### TASK GOAL
Only the lines holding "GPSR" are wanted. Copy every one from the records below.
::::::
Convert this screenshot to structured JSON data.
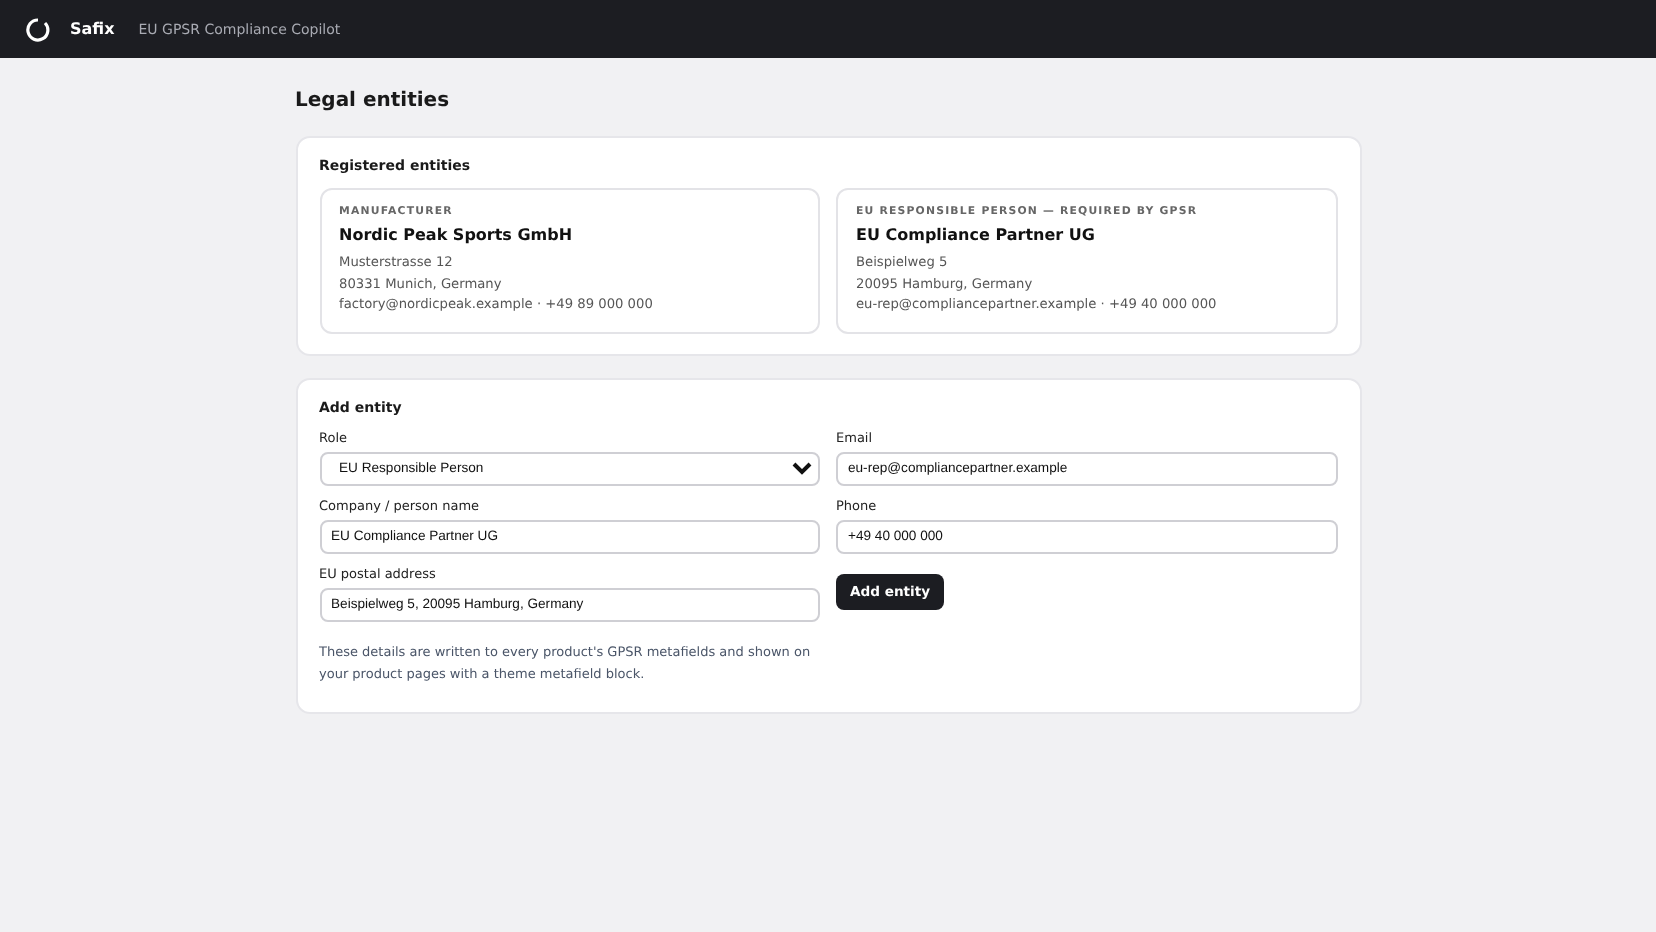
{
  "app": {
    "name": "Safix",
    "subtitle": "EU GPSR Compliance Copilot"
  },
  "page": {
    "title": "Legal entities"
  },
  "registered": {
    "title": "Registered entities",
    "entities": [
      {
        "role": "MANUFACTURER",
        "name": "Nordic Peak Sports GmbH",
        "street": "Musterstrasse 12",
        "city": "80331 Munich, Germany",
        "contact": "factory@nordicpeak.example · +49 89 000 000"
      },
      {
        "role": "EU RESPONSIBLE PERSON — REQUIRED BY GPSR",
        "name": "EU Compliance Partner UG",
        "street": "Beispielweg 5",
        "city": "20095 Hamburg, Germany",
        "contact": "eu-rep@compliancepartner.example · +49 40 000 000"
      }
    ]
  },
  "add_entity": {
    "title": "Add entity",
    "left_fields": [
      {
        "kind": "select",
        "label": "Role",
        "value": "EU Responsible Person"
      },
      {
        "kind": "text",
        "label": "Company / person name",
        "value": "EU Compliance Partner UG"
      },
      {
        "kind": "text",
        "label": "EU postal address",
        "value": "Beispielweg 5, 20095 Hamburg, Germany"
      }
    ],
    "right_fields": [
      {
        "kind": "text",
        "label": "Email",
        "value": "eu-rep@compliancepartner.example"
      },
      {
        "kind": "text",
        "label": "Phone",
        "value": "+49 40 000 000"
      }
    ],
    "button": "Add entity",
    "note": "These details are written to every product's GPSR metafields and shown on your product pages with a theme metafield block."
  }
}
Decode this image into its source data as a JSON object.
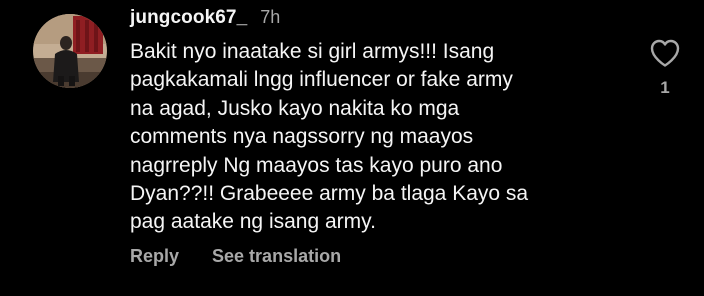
{
  "comment": {
    "username": "jungcook67_",
    "timestamp": "7h",
    "text": "Bakit nyo inaatake si girl armys!!! Isang\npagkakamali lngg influencer or fake army\nna agad, Jusko kayo nakita ko mga\ncomments nya nagssorry ng maayos\nnagrreply Ng maayos tas kayo puro ano\nDyan??!! Grabeeee army ba tlaga Kayo sa\npag aatake ng isang army.",
    "like_count": "1",
    "actions": {
      "reply_label": "Reply",
      "translate_label": "See translation"
    },
    "avatar_icon": "profile-photo",
    "like_icon": "heart-outline-icon"
  },
  "colors": {
    "background": "#000000",
    "primary_text": "#f5f5f5",
    "secondary_text": "#a8a8a8"
  }
}
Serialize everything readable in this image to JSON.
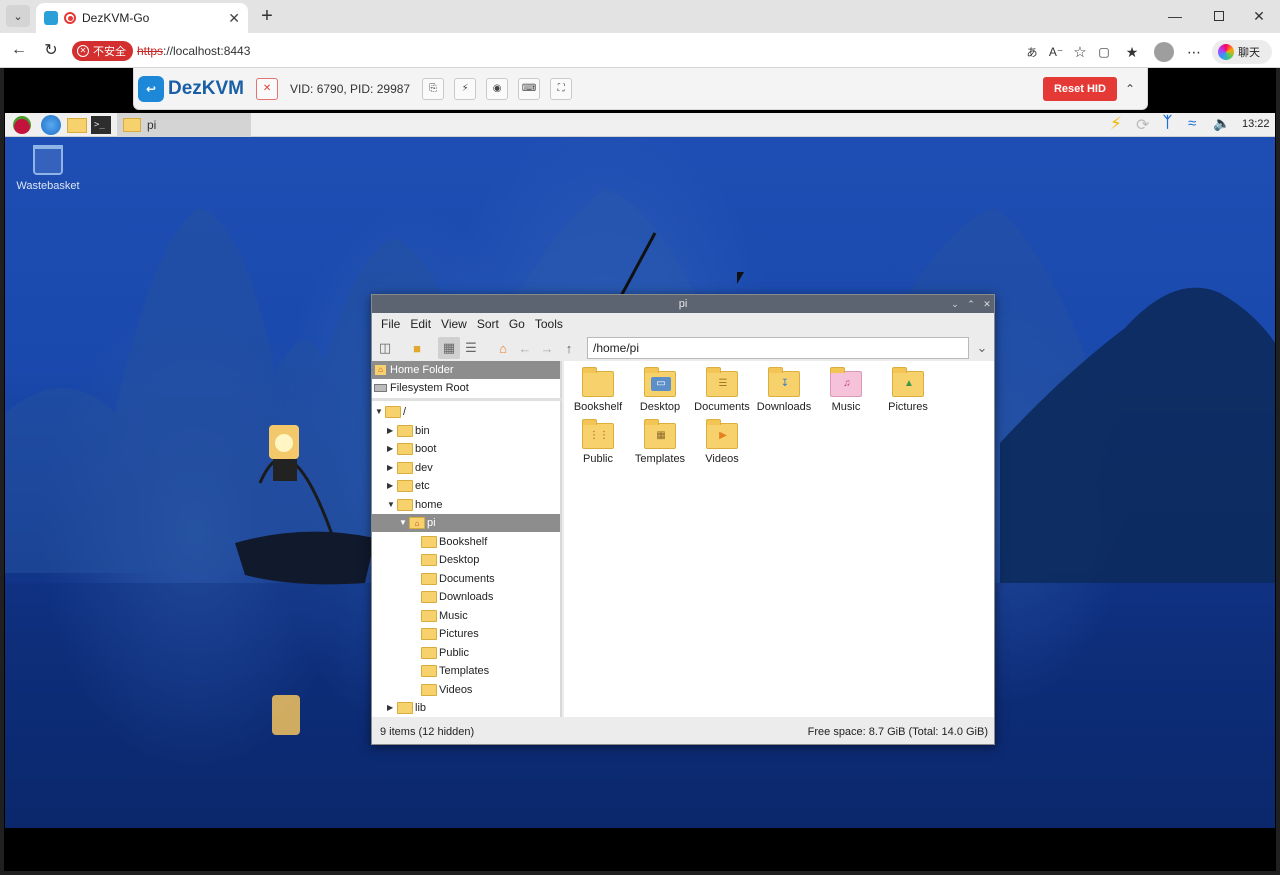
{
  "browser": {
    "tab_title": "DezKVM-Go",
    "security_label": "不安全",
    "url_scheme": "https",
    "url_rest": "://localhost:8443",
    "chat_label": "聊天"
  },
  "kvm": {
    "logo_text": "DezKVM",
    "device_ids": "VID: 6790, PID: 29987",
    "reset_label": "Reset HID",
    "accent": "#e53935"
  },
  "desktop": {
    "taskbar_window": "pi",
    "clock": "13:22",
    "wastebasket_label": "Wastebasket"
  },
  "filemanager": {
    "title": "pi",
    "menu": [
      "File",
      "Edit",
      "View",
      "Sort",
      "Go",
      "Tools"
    ],
    "path": "/home/pi",
    "places": [
      {
        "label": "Home Folder",
        "icon": "home-icon"
      },
      {
        "label": "Filesystem Root",
        "icon": "drive-icon"
      }
    ],
    "tree": {
      "root": "/",
      "dirs": [
        "bin",
        "boot",
        "dev",
        "etc",
        "home"
      ],
      "home_child": "pi",
      "pi_children": [
        "Bookshelf",
        "Desktop",
        "Documents",
        "Downloads",
        "Music",
        "Pictures",
        "Public",
        "Templates",
        "Videos"
      ],
      "after": [
        "lib"
      ]
    },
    "items": [
      {
        "label": "Bookshelf",
        "icon": "folder-icon"
      },
      {
        "label": "Desktop",
        "icon": "desktop-folder-icon"
      },
      {
        "label": "Documents",
        "icon": "documents-folder-icon"
      },
      {
        "label": "Downloads",
        "icon": "downloads-folder-icon"
      },
      {
        "label": "Music",
        "icon": "music-folder-icon"
      },
      {
        "label": "Pictures",
        "icon": "pictures-folder-icon"
      },
      {
        "label": "Public",
        "icon": "public-folder-icon"
      },
      {
        "label": "Templates",
        "icon": "templates-folder-icon"
      },
      {
        "label": "Videos",
        "icon": "videos-folder-icon"
      }
    ],
    "status_left": "9 items (12 hidden)",
    "status_right": "Free space: 8.7 GiB (Total: 14.0 GiB)"
  }
}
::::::
### ANSWER SPACE
    "subtitle": "EU GPSR Compliance Copilot"
        "role": "EU RESPONSIBLE PERSON — REQUIRED BY GPSR",
    "note": "These details are written to every product's GPSR metafields and shown on your product pages with a theme metafield block."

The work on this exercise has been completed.